1/ Some thoughts on gender biases in academia, following up on @JustinWolfers’ article / Alice Wu’s findings on sexist expressions on EJMR

2/ Causal evidence shows that even when full info about candidates’ past performance is provided bias against female candidates persists

3/ The experiment (How stereotypes impair women’s careers in science) is by @ErnestoReuben Paolo Sapienza @zingales pnas.org/content/111/12…

4/ Plenty of issues to dissect (low representation, disrespect online & offline…)

For the thread I want to focus on *unequal treatment*

5/ One thing that bothers me a lot is the co-authorship penalty. Heather Sarsons @saskatchewin shows men who coauthor more are not penalized

6/ but women are less likely to receive tenure if they coauthor more papers: scholar.harvard.edu/files/sarsons/…

7/ That paper is about outcomes in economics. On evidence that women benefit less from co-authorship in polisci see cambridge.org/core/journals/…

8/ The leaky educational pipelines signal more problems… brookings.edu/blog/brown-cen… and @DianeCoyle1859’s ft.com/content/6b3cc8…

9/ And when the path leads to professorship, imagine you are discouraged with comments such as ↡ washingtonpost.com/amphtml/news/w…

10/ Want to end the thread w/ some “what can be done” links. But many steps are tiny, as @cheng_christine said…:

11/ Let me try anyway. First, we can learn pay attention to other disciplines; see this @BetseyStevenson talk youtube.com/watch?v=vsvPg_…

12/ Second, at a minimum, as @Noahpinion wrote workplaces must be professional (why does it need to be said?!)

13/ Third, evaluation nudges could help. Not anonymizing papers/CVs, but moving toward more joint rather than separate assessments…

14/ Promising research shows people rely less on group stereotypes when making joint (not case-by-case) evaluations decisionlab.harvard.edu/_content/resea…

15/ Tools like the gender bias calculator seem fine, as long as there are users motivated to write fair letters…

16/ And it’d be great to eliminate some behaviors that range from baffling to outrageous. Copious examples were shared in the last 1.5 weeks

17/ Things like first-naming female faculty members; title-forgetting; off-color remarks about parenthood; etc…

18/ We could try valuing things other than prestige, as @cjwich pointed out: “As a field, we fetishize hierarchy. ‘Top 5 journals,’ ‘top 10 programs,’ who is/isn’t in the “club” 19/”

19/ Sometimes I lash out at the fashion police b/c the (gendered) focus on some economists’ wardrobe is ridiculous.

A number of people have suggested ending the anonymity of referees’ reports as this conceals biases – there is deep scepticism about the fairness of the process, which is seen as perpetuating privileged networks, mainly male.

Along with many of the female economists who have emailed me, I have observed a range of patronising behaviours – calling women by their first name, men not, is a common one as Jan notes.
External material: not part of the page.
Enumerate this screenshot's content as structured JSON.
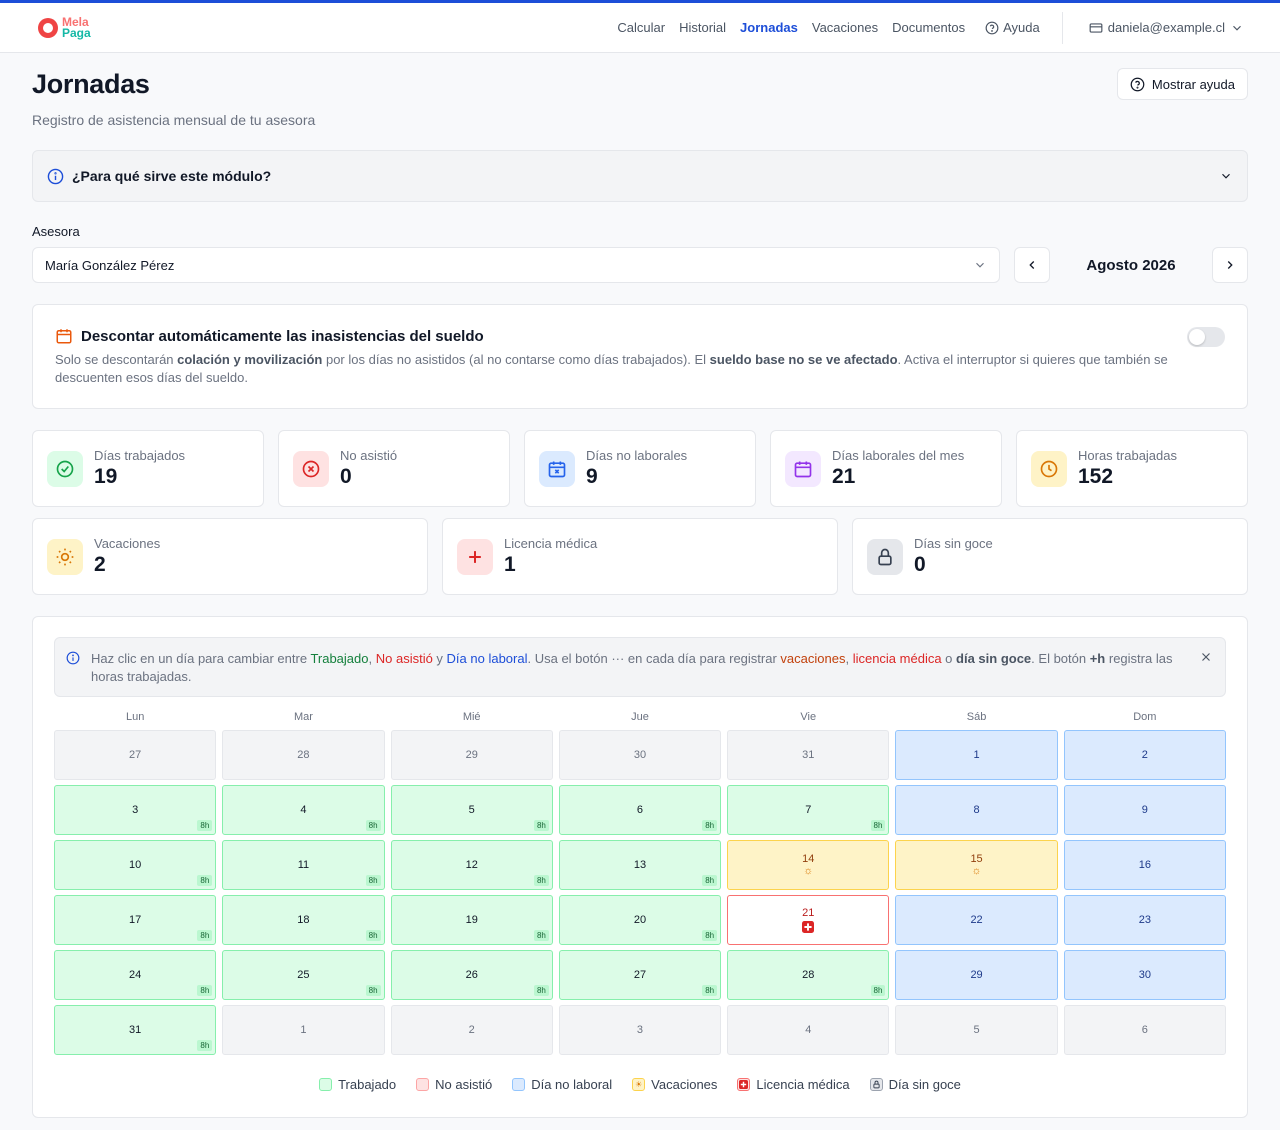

Offering ‘advice’ to lower one’s ambitions, in research, or submissions and so on. Asking women dispropotionately to do admin tasks, meetings, ‘service’ in the department.

I’d add:

  • senior men are the only people who can address the aggressive culture of economics seminars, which is unique as far as I know. Stop male colleagues from interrupting presenters frequently, rather than giving them space to present. Call people out on hostile, disparaging comments.
  • the ‘publish or perish’ culture for young academics makes it impossible for the primary carer of young children to achieve the expected publication targets; this is usually the woman even in apparently egalitarian couples. As Justin Wolfers has noted, the way policies operate may help men even more. The extension periods for new mothers are laughable, as everyone who has had children really ought to know.
  • I hope male economists would reflect on the recent discussion, acknowledge that the discipline has a problem, and think really carefully about their judgements about people. When you say ‘X is not very good’ and X is female, are you holding her to a different standard than you would a male colleague? The answer is almost certainly yes.
  • I agree about the comment in Jan’s thread about the hierarchy obsession. It is bananas to have only a Top 5 matter….

I hope these provide food for thought. I’ll be happy to update this post with other suggestions.